*Records provided*
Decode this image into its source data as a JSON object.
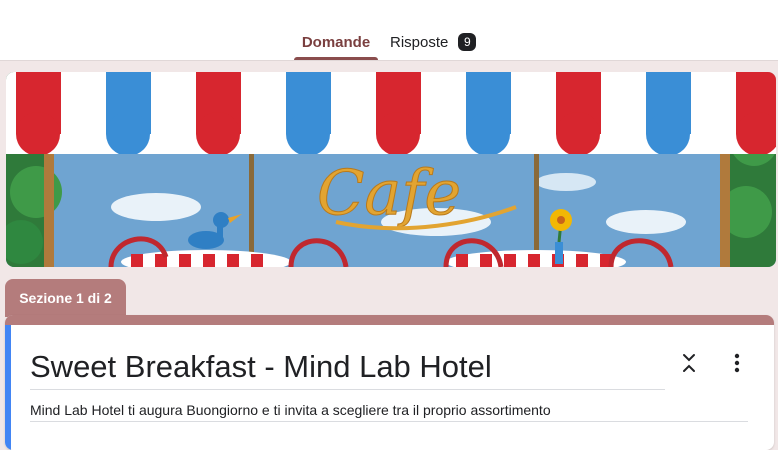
{
  "tabs": {
    "questions_label": "Domande",
    "responses_label": "Risposte",
    "responses_count": "9"
  },
  "header_image": {
    "sign_text": "Cafe"
  },
  "section": {
    "label": "Sezione 1 di 2"
  },
  "form": {
    "title": "Sweet Breakfast - Mind Lab Hotel",
    "description": "Mind Lab Hotel ti augura Buongiorno e ti invita a scegliere tra il proprio assortimento"
  },
  "icons": {
    "collapse": "collapse-icon",
    "more": "more-vert-icon"
  },
  "colors": {
    "accent": "#8a4d4d",
    "section_bar": "#b47c7c",
    "left_bar": "#4285f4",
    "background": "#f1e7e7"
  }
}
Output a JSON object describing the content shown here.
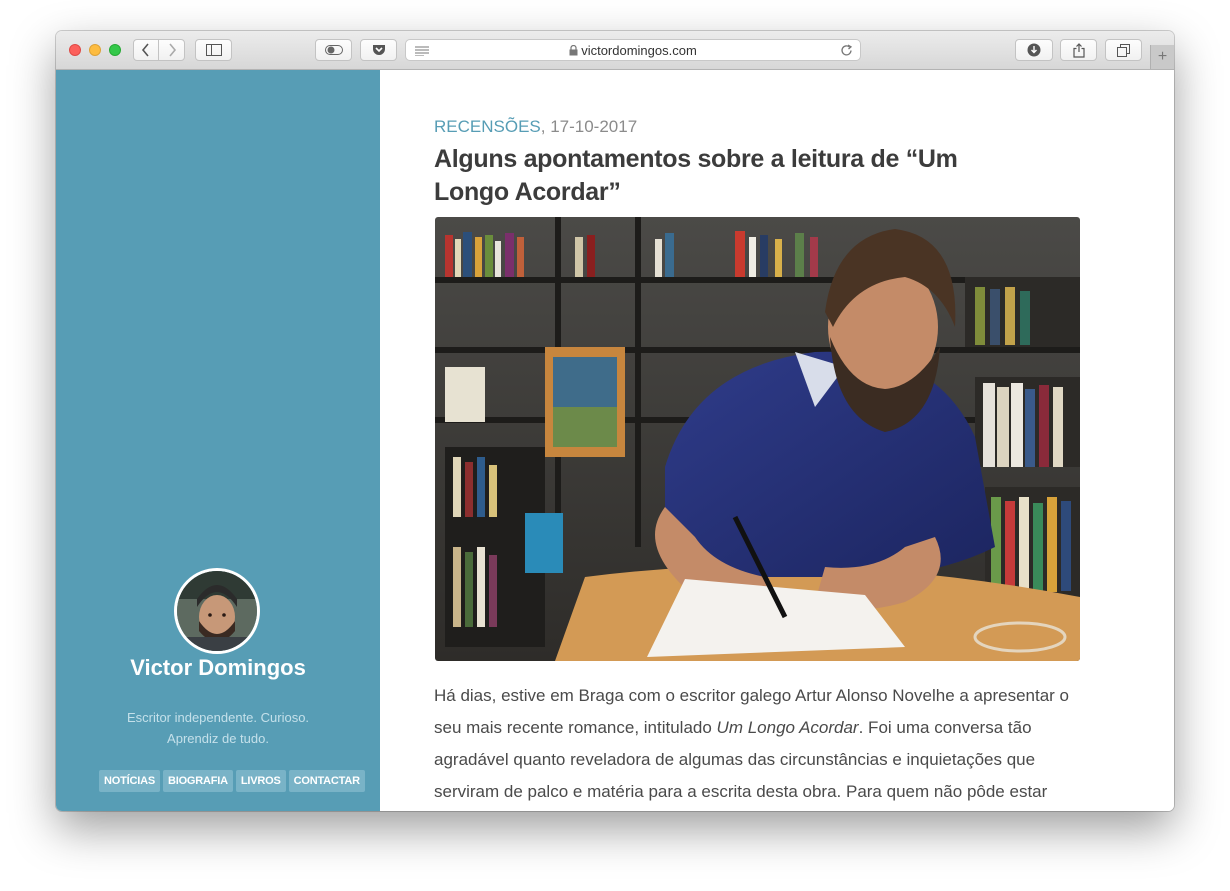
{
  "browser": {
    "url": "victordomingos.com"
  },
  "sidebar": {
    "site_name": "Victor Domingos",
    "tagline_line1": "Escritor independente. Curioso.",
    "tagline_line2": "Aprendiz de tudo.",
    "nav": [
      "NOTÍCIAS",
      "BIOGRAFIA",
      "LIVROS",
      "CONTACTAR"
    ]
  },
  "post": {
    "category": "RECENSÕES",
    "date": ", 17-10-2017",
    "title": "Alguns apontamentos sobre a leitura de “Um Longo Acordar”",
    "body_before": "Há dias, estive em Braga com o escritor galego Artur Alonso Novelhe a apresentar o seu mais recente romance, intitulado ",
    "body_book": "Um Longo Acordar",
    "body_after": ". Foi uma conversa tão agradável quanto reveladora de algumas das circunstâncias e inquietações que serviram de palco e matéria para a escrita desta obra. Para quem não pôde estar"
  },
  "colors": {
    "sidebar_bg": "#579db5",
    "accent": "#579db5",
    "title_text": "#3c3c3c"
  }
}
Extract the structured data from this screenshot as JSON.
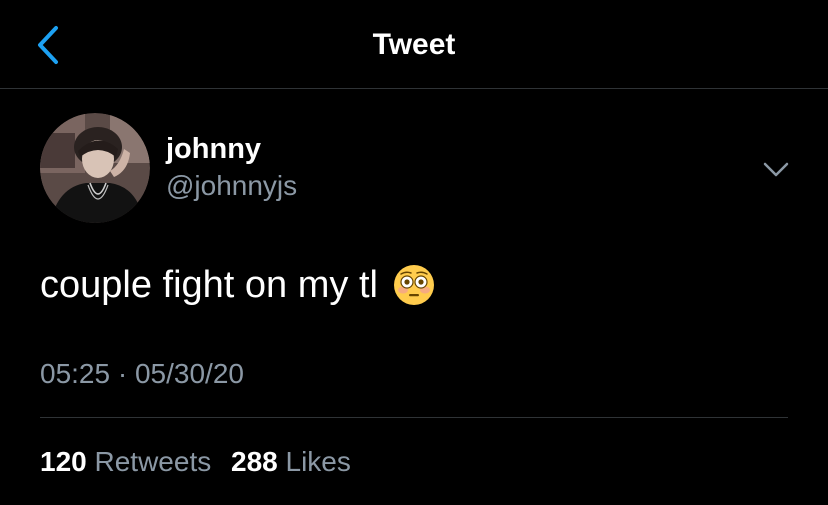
{
  "header": {
    "title": "Tweet",
    "back_icon": "chevron-left-icon",
    "accent_color": "#1da1f2"
  },
  "tweet": {
    "author": {
      "display_name": "johnny",
      "handle": "@johnnyjs"
    },
    "more_icon": "chevron-down-icon",
    "text": "couple fight on my tl",
    "emoji": "flushed-face-emoji",
    "time": "05:25",
    "separator": "·",
    "date": "05/30/20",
    "retweets": {
      "count": "120",
      "label": "Retweets"
    },
    "likes": {
      "count": "288",
      "label": "Likes"
    }
  },
  "colors": {
    "background": "#000000",
    "text_primary": "#ffffff",
    "text_secondary": "#8b98a5",
    "divider": "#2f3336"
  }
}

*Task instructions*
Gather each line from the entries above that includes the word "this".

*Your solution*
Decode this image into its source data as a JSON object.
Extract the structured data from this screenshot as JSON.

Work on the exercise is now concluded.